**Page and application data records**
[Start of section]

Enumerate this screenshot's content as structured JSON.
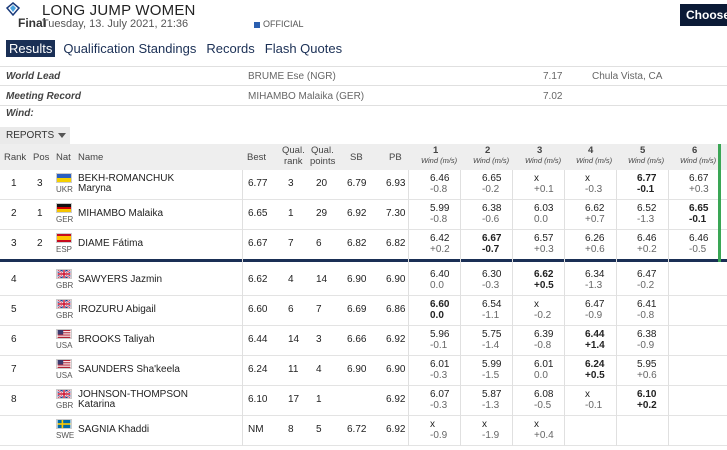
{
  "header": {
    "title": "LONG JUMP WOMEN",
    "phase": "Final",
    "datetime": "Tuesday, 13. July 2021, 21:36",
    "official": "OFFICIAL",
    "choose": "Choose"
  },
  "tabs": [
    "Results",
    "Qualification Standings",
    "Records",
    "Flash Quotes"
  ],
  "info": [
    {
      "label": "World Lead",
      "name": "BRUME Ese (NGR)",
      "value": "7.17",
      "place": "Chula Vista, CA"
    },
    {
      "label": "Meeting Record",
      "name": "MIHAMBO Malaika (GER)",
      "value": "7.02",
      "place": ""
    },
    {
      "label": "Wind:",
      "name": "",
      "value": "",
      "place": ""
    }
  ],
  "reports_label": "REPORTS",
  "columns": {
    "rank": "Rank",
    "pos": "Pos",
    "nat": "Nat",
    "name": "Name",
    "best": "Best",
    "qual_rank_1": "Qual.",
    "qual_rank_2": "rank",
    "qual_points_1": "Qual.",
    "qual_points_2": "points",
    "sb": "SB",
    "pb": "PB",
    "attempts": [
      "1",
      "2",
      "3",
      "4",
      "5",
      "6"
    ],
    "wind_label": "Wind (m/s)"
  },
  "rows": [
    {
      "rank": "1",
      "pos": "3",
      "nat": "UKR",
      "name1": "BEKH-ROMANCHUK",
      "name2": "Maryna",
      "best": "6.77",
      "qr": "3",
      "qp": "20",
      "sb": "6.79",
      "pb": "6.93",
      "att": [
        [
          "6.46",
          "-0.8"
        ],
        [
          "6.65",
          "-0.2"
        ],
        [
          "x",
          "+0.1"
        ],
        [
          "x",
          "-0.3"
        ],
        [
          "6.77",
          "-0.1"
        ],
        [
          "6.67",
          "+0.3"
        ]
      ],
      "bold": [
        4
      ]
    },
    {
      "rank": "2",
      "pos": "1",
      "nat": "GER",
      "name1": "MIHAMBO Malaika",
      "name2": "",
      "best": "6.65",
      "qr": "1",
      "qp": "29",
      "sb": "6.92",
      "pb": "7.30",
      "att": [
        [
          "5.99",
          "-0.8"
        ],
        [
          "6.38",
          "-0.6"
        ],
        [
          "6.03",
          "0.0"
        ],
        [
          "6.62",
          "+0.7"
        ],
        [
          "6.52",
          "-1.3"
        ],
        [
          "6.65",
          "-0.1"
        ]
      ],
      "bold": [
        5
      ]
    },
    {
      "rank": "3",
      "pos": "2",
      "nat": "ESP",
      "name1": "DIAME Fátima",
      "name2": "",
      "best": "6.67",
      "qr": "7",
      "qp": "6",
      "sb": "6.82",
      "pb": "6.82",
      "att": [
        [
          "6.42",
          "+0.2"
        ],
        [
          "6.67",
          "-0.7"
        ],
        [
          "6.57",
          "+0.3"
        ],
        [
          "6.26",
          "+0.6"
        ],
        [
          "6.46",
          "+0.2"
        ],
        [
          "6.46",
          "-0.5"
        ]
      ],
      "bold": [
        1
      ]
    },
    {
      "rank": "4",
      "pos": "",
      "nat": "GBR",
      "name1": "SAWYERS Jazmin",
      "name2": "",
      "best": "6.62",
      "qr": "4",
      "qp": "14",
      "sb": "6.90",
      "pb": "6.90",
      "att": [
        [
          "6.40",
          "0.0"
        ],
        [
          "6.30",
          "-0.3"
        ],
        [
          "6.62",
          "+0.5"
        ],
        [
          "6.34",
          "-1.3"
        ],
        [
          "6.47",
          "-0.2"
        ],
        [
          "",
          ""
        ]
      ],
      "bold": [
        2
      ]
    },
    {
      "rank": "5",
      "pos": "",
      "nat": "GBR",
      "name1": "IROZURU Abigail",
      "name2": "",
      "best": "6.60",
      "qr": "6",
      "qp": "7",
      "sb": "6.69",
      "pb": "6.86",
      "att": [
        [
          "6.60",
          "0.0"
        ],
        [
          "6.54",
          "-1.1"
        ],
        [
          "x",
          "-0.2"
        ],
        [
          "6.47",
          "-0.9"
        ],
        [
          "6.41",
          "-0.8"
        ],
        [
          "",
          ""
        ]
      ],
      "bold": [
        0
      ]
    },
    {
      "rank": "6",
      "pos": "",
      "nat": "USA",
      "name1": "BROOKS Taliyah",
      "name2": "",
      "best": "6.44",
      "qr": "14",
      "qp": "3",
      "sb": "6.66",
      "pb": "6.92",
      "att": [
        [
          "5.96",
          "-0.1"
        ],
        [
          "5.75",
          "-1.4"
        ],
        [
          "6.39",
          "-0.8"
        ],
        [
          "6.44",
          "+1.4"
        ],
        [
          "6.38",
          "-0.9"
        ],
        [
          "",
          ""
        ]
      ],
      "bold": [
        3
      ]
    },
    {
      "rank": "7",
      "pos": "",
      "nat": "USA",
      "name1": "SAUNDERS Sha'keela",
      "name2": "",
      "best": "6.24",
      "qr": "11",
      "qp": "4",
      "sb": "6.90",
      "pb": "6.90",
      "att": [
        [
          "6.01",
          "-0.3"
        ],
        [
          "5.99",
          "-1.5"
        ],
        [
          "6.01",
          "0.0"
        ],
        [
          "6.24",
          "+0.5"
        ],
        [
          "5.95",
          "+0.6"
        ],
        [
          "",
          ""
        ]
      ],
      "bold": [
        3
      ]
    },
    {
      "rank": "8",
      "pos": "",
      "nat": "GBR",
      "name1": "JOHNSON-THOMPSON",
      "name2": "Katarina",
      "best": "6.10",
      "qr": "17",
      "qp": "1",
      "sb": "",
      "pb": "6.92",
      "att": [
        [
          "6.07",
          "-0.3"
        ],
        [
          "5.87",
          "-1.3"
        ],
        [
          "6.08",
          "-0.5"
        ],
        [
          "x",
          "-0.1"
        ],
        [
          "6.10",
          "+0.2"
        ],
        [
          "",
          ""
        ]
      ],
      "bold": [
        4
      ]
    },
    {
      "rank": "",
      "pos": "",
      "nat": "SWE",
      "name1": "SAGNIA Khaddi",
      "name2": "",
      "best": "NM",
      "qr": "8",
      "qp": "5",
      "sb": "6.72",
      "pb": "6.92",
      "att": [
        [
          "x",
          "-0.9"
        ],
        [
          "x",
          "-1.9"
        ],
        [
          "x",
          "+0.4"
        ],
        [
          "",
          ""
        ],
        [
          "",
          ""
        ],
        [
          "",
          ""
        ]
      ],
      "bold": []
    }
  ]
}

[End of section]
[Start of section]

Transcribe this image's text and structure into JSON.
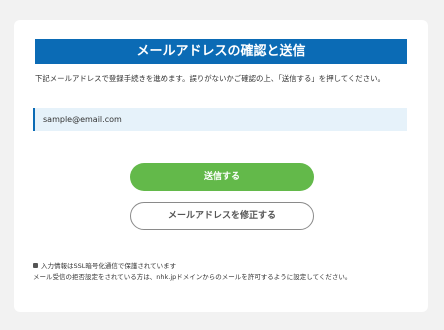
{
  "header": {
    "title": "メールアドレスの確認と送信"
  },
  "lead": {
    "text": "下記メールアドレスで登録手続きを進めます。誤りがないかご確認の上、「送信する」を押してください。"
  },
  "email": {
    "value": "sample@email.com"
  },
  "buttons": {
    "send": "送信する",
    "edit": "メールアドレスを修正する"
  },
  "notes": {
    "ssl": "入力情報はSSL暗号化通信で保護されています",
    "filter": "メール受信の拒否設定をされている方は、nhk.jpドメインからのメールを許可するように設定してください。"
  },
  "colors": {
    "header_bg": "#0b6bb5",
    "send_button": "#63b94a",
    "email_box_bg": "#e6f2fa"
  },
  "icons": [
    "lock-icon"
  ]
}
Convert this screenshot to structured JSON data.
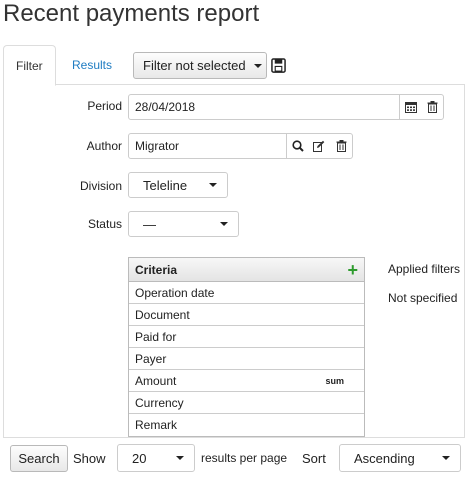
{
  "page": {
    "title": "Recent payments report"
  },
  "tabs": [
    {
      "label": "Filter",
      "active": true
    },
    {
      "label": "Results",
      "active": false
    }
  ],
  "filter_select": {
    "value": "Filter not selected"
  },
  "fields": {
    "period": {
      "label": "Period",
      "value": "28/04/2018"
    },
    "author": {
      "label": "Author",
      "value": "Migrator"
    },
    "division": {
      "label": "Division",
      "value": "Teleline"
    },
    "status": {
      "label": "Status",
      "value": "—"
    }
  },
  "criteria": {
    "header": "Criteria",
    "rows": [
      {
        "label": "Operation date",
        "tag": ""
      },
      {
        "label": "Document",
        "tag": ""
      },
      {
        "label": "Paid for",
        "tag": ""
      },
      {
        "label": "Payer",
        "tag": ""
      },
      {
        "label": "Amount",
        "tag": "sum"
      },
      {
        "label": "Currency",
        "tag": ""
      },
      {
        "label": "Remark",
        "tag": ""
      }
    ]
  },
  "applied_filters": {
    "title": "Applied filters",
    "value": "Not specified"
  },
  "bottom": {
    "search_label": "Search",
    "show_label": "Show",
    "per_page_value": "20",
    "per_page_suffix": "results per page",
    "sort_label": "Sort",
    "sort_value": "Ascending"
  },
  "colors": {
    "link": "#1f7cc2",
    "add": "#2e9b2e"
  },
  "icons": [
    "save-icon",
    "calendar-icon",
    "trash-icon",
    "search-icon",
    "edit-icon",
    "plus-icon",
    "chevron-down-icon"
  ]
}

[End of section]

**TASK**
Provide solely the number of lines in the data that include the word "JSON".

**REPLY**
3